Theory of MUT-11 U 114, MUT 113--- .... 1.-----2-U......
MUT 1241, MUT 1242, MUT 1243, MUT 2116,
MUT 2117, MUT 2118, MUT 2246, MUT 2247.
M UT 2248 ......................... .......... .... 24
Survey of Music History, MUH 3211, MUH 3212,
M UH 3213 .. ..... .... .. ...... .. ............. 12
upon completion ; he dbo ei~flin
select an area of concentration, i.e., Applied Music, Theory
of Music or History and LqatuzuanA
that concentration. (These require twelve credits are an
addition to those listed above and mu st bespecifically .-....
approved for each student.) The studentmustalsoseagstr ......
for and participate each term in ensemble music groups.
A piano proficiency examination is required of all music
majors. The student must take Piano Skills until he has met
this requirement.
A Senior student concentrating in the area of Applied
Music will present a Senior Recital. In the areas of Theory and
History and Literature, the Senior will present a project
which demonstrates his competence in his area of specializa-
tion.
For graduation with departmental honors in music, the
student should apply to the chairman of the teaching faculty
in his intended area of concentration at the beginning of his
Junior year. In addition to the grade-point average require-
ment, the student concentrating in the area of Applied Music
will present a Senior Recital which is adjudged by the music
faculty as having reflected honors-level work in applied
music in the upper division. The student in Theory of History
and Lifrature must ~p nt an on r0i
specialized area. This project will be prepared in connection
with twelve credit hours from Music Theory courses MUT
3611, 3612. 3321, 3322, MUC 3201, 3202, MUT 4411, 4421, or
MUC 4301, MUL 3351, 3341, or from History and Literature
courses, MUL 3362, MUH 3541, MUR 3401, MUH 3211, MUL
4371, MUL 4811, MUH 4331, MUL 4361, MUR 4801; and with
the approval of the music faculty.
ART: The student who elects a major in Art must earn a
total of not less than forty-five quarter hours including the

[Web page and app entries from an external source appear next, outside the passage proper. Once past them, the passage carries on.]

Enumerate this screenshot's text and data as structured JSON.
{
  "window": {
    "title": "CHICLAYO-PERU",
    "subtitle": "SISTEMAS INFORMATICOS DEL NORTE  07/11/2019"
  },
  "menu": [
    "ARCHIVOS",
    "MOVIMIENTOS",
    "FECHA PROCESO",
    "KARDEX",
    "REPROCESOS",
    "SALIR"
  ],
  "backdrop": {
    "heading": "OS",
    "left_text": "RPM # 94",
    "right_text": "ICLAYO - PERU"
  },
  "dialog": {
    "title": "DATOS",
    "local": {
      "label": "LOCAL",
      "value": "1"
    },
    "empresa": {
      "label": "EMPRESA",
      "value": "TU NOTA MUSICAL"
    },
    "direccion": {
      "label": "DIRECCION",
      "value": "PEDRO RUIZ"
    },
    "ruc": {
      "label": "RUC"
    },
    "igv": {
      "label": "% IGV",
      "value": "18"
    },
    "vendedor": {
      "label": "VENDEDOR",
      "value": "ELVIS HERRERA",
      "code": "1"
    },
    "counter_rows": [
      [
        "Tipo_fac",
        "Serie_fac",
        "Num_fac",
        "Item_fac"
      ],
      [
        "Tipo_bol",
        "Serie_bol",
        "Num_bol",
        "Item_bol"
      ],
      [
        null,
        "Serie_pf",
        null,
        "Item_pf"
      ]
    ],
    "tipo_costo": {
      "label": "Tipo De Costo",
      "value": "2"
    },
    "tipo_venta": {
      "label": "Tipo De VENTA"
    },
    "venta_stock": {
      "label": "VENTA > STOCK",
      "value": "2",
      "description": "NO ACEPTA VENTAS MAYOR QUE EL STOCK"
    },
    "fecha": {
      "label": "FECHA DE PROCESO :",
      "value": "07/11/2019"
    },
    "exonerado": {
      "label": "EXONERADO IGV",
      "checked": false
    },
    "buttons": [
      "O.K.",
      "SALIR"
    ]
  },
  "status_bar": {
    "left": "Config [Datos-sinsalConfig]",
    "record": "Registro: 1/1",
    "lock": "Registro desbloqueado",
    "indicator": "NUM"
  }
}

E :~




University of Florida Home Page
© 2004 - 2010 University of Florida George A. Smathers Libraries.
All rights reserved.

Acceptable Use, Copyright, and Disclaimer Statement
Last updated October 10, 2010 - - mvs